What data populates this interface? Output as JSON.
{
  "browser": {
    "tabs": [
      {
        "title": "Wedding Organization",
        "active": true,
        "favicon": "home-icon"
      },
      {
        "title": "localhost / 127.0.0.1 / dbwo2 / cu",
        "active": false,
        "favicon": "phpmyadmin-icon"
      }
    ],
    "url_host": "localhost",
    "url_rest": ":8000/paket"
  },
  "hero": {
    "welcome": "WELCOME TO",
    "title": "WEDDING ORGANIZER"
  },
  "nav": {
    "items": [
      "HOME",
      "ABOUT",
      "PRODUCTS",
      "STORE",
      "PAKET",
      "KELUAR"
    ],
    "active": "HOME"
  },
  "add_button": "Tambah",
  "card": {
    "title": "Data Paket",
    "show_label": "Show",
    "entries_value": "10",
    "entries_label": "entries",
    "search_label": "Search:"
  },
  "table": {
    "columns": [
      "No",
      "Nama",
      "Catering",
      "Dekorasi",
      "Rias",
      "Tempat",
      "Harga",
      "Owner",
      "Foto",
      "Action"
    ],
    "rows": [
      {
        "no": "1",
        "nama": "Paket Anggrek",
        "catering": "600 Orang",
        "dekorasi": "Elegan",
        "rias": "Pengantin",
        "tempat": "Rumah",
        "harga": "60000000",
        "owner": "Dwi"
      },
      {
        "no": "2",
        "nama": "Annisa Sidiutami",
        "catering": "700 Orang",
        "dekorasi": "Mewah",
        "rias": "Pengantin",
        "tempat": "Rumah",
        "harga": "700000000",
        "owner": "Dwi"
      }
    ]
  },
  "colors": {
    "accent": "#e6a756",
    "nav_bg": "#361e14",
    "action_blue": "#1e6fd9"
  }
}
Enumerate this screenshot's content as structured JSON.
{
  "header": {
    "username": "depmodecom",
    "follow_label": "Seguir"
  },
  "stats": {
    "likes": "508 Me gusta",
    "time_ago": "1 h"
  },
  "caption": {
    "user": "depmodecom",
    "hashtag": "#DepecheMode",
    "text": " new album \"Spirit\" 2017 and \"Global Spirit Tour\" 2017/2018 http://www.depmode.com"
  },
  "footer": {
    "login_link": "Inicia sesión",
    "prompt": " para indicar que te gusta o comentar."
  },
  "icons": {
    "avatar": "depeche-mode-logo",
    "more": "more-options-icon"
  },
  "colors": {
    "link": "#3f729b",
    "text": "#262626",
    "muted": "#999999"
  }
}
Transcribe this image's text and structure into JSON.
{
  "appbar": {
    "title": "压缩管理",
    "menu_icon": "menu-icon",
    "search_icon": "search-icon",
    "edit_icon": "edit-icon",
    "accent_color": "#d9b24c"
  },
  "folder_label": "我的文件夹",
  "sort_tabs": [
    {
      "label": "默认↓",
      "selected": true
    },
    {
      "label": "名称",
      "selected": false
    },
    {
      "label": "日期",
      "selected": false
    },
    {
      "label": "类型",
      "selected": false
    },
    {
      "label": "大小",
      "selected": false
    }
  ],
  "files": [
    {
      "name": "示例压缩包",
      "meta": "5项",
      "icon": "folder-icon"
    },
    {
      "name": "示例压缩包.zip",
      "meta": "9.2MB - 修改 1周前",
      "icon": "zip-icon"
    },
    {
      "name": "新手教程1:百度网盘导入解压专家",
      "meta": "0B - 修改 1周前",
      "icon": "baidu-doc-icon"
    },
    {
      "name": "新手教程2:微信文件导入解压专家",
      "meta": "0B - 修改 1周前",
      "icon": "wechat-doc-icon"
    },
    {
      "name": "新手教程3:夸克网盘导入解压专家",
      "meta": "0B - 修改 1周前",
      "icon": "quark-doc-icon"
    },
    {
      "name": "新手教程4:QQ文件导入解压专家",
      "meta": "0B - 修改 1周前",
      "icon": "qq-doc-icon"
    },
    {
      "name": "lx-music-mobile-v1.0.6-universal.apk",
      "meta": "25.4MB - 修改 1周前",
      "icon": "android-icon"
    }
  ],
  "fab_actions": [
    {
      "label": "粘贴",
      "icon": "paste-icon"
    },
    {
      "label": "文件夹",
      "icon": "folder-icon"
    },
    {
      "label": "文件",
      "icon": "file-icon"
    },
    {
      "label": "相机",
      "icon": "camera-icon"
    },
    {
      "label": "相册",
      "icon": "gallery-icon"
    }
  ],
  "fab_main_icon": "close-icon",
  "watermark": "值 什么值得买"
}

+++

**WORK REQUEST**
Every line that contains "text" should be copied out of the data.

**ANSWER SPACE**
    "text": " new album \"Spirit\" 2017 and \"Global Spirit Tour\" 2017/2018 http://www.depmode.com"
    "text": "#262626",
Transcribe this image's text and structure into JSON.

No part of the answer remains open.